BEGIN RECORDS FOR THIS TASK

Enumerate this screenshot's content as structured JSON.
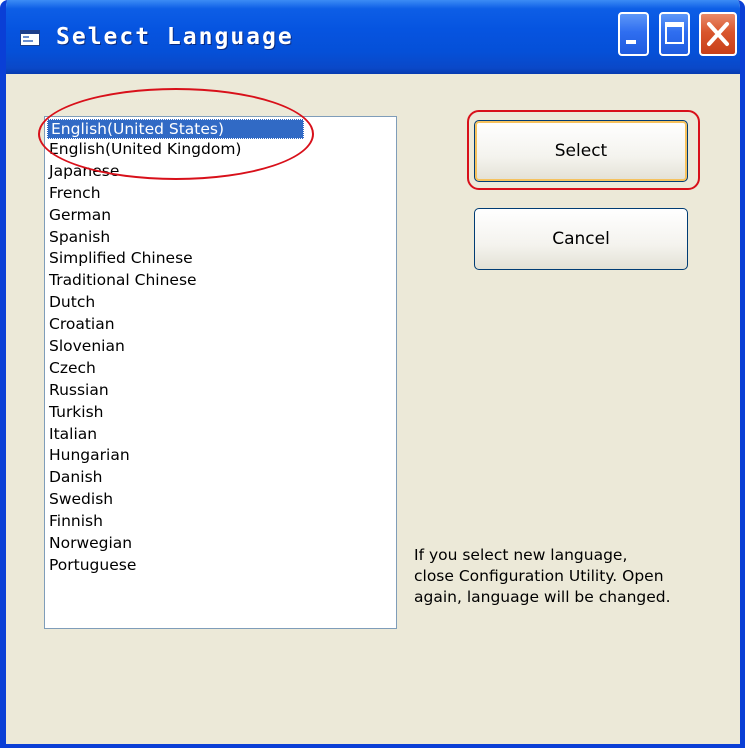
{
  "window": {
    "title": "Select Language",
    "icons": {
      "app": "window-app-icon",
      "minimize": "minimize-icon",
      "maximize": "maximize-icon",
      "close": "close-icon"
    }
  },
  "language_list": {
    "selected_index": 0,
    "items": [
      "English(United States)",
      "English(United Kingdom)",
      "Japanese",
      "French",
      "German",
      "Spanish",
      "Simplified Chinese",
      "Traditional Chinese",
      "Dutch",
      "Croatian",
      "Slovenian",
      "Czech",
      "Russian",
      "Turkish",
      "Italian",
      "Hungarian",
      "Danish",
      "Swedish",
      "Finnish",
      "Norwegian",
      "Portuguese"
    ]
  },
  "buttons": {
    "select": "Select",
    "cancel": "Cancel"
  },
  "note": {
    "lines": [
      "If you select new language,",
      "close Configuration Utility. Open",
      "again, language will be changed."
    ]
  },
  "colors": {
    "titlebar": "#0654e0",
    "selection": "#316ac5",
    "annotation": "#d8101a",
    "window_bg": "#ece9d8"
  }
}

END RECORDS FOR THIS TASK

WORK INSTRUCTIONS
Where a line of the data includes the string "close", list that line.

THE ANSWER
      "close": "close-icon"
      "close Configuration Utility. Open",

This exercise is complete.